__Work to be completed__:
In the entries below, find every line with the string "JSON" and copy it.

Dataset rows describing interfaces

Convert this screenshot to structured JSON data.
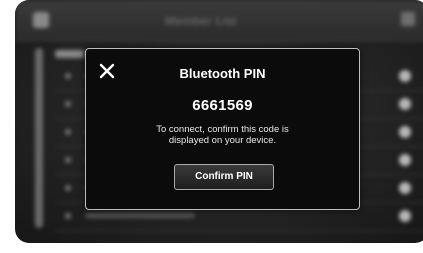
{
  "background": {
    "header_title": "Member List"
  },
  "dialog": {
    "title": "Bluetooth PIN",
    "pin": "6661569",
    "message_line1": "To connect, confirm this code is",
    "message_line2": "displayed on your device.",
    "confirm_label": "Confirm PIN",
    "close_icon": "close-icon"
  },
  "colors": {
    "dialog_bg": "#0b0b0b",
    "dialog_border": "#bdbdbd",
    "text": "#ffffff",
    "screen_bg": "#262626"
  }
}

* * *

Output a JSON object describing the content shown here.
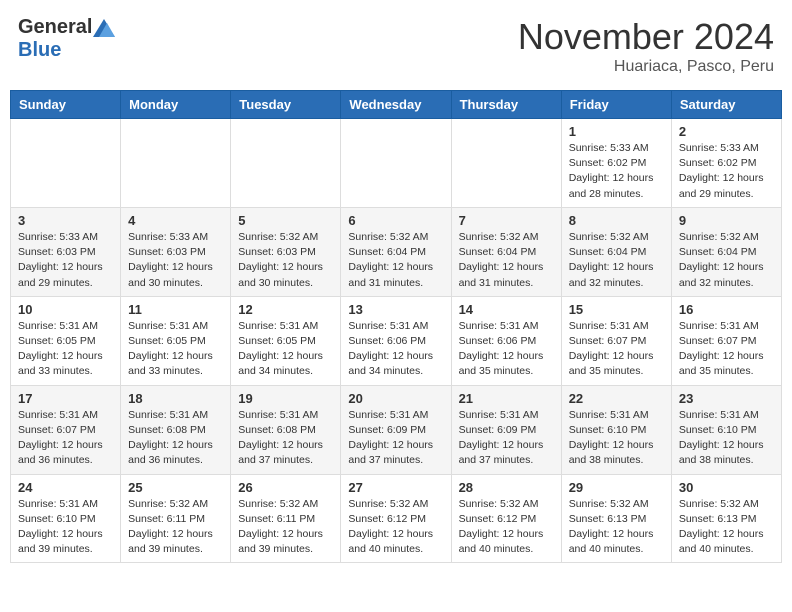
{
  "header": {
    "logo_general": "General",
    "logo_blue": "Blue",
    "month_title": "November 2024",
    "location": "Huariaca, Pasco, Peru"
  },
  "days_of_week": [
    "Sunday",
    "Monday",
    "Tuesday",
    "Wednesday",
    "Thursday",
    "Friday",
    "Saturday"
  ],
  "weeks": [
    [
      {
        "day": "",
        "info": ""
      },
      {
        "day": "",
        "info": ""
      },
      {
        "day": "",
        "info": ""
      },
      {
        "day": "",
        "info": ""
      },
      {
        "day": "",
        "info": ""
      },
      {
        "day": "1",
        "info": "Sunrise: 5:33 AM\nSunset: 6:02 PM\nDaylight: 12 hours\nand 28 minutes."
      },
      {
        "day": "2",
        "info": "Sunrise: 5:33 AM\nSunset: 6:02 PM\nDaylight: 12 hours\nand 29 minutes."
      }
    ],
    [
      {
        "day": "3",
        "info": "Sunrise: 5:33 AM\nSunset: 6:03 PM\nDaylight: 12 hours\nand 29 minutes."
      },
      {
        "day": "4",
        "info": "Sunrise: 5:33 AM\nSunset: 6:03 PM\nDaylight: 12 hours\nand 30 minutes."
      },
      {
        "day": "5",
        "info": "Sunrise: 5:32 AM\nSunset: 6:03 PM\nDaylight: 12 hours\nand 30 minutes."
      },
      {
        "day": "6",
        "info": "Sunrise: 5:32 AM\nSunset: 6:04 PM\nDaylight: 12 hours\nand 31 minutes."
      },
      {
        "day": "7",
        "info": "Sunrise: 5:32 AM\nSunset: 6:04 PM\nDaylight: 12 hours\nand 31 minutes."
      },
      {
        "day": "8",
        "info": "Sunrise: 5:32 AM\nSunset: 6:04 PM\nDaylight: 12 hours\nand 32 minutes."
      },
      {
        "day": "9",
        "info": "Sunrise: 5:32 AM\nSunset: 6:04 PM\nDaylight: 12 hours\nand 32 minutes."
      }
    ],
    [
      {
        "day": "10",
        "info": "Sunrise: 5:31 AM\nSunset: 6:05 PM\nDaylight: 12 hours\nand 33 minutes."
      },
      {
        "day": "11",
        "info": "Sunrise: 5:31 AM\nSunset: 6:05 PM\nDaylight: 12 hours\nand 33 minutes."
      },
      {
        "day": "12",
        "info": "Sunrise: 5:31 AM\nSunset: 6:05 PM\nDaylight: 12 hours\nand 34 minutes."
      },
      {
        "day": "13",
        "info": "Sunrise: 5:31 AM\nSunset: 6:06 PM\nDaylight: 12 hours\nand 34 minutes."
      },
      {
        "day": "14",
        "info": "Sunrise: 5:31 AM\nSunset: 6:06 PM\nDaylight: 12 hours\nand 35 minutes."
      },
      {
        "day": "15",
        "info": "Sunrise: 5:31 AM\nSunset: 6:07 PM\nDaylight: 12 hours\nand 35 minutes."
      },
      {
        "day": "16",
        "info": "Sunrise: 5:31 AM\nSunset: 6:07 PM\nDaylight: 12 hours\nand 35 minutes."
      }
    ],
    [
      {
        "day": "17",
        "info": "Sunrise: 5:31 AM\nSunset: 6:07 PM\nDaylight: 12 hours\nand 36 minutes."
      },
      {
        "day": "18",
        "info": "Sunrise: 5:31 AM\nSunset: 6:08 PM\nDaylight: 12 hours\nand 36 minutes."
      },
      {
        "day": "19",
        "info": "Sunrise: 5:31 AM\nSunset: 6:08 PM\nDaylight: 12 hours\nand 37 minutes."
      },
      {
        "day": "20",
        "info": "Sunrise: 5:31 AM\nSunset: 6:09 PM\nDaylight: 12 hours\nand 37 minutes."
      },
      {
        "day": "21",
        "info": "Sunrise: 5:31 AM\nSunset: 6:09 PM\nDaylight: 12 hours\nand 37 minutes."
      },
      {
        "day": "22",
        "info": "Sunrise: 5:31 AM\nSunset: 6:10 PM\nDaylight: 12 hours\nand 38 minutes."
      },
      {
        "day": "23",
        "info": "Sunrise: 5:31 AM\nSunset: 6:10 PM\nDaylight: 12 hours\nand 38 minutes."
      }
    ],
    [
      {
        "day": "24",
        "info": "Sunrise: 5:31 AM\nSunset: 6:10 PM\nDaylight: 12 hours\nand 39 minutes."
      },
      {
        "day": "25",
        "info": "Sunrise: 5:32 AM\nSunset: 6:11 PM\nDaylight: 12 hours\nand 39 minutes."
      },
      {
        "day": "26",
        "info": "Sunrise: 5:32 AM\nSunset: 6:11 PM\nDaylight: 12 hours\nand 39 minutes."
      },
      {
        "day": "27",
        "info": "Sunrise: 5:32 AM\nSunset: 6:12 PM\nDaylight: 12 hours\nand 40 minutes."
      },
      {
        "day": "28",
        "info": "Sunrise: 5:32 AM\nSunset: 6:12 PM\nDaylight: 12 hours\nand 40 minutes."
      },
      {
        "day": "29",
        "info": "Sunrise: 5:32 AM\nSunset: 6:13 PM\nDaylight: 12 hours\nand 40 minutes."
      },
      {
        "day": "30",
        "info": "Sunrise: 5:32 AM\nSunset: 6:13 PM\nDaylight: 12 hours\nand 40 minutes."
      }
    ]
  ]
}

__Your response__:
Convert this screenshot to structured JSON data.
Output a JSON object describing the content shown here.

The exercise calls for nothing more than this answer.